We hope you will be inspired by the case studies and other materials in this guide to make your mark on society by improving the service that you deliver to your customers and stakeholders. iPad or smartphone. personalised customer service in centres and individual stores. owners. 46 Creating outstanding customer experience in shopping centres . Ultimately this will bring benefits for the society in which we live – more choice. requires a highly strategic and cohesive approach to customer service and the overall customer experience. politicians. shoppers and community leaders. To give people good reason to switch their computers and phones off and physically take themselves to a shopping centre. The centres and organisations featured as case studies in this guide are already creating a point of difference for their businesses around customer experience. A holistic approach to customer care is required. One of the ways that shopping centres can rival online shopping is to exploit the basic human need for social interaction by ensuring that every time a person ventures to a shopping centre they enjoy a truly great customer experience. town centre managers. entertainment and cleanliness to the delivery of great.Chapter The future “The best way to find yourself is to lose yourself in the service of others” – Mahatma Gandhi Consumers no longer have to go to the trouble of shopping at a shopping centre or on the high street because they can purchase what they want – often for less money and considerably less effort – whenever they want from their desktop. It requires commitment from everyone involved in the future prosperity of our shopping centres including centre management teams. embracing everything from the quality of public transport and ease of parking to signage. recognising the huge financial and reputational benefits it can bring. more jobs and improved wellbeing. developers. retailers. 8 Items are delivered to their home or place of work the very next day or people simply ‘click-and-collect’ if they live life on the move.

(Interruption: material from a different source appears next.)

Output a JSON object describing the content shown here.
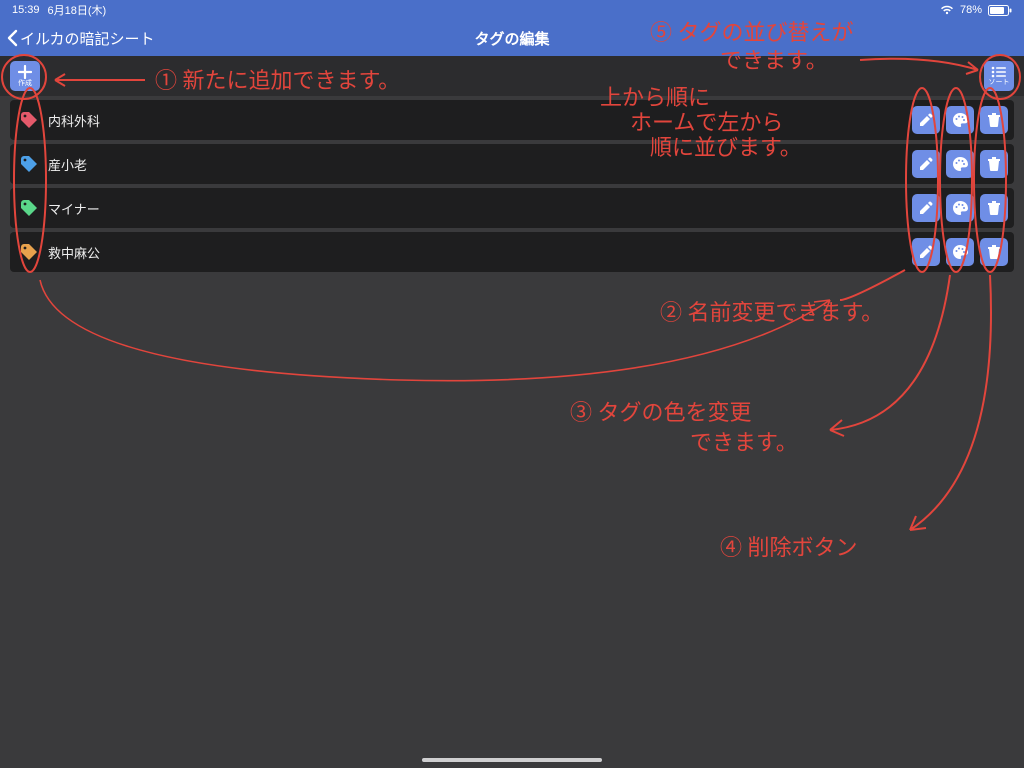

Acknowledgements We would like to thank the following for their participation and support in this study: Grace Bagster Steve Belam Anna Bluman Sue Bown Karen Brooks Alison Burdis Erica Burlace Rubie Charalambous Andrew Davy John Gray Perminder Dhillon Jemma Fern Louise Freethy Rose Hobson Sean Kelly Elisa Linley Andrew McMillan Tom Nathan Deborah Owen-Ellis Clark Sandra Parr Trevor Pereira Nigel Sarbutts Justin Snoxall Lance Stanbury David Tudor Morgan David Woodman Jackson Square The Oracle Capita Symonds Severn Communications Key Lime PR & Marketing Westfield Derby CrownGate The Brewery The Mall Pavilions John Gray Service Charges Ltd Kingfisher Shopping Centre Gunwharf Quays RealService Best Practice Group Kazoo pr4property Gunwharf Quays Engaging Service Brent Cross Shopping Centre The Bee Group GBM Support Services Capital Shopping Centres Brand Alert British Land Mall Management Solutions British Land PRUPIM .

Middlesex.co.uk RealService.org.uk w: www. Westminster.real-service. Pinner. Kingsbridge House. London. HA5 5LX t: 020 3393 9603 w: www. SW1H 9BT t: 0207 222 1122 e: trust@bcsc.bcsc. 1 Queen Anne’s Gate.co.uk . 130 Marsh Road.org.uk ISBN number: 1 897958 54 4 Designed and produced by FourthQuarter.Creating outstanding customer experience in shopping centres A BEST PRACTICE GUIDE BCSC Educational Trust.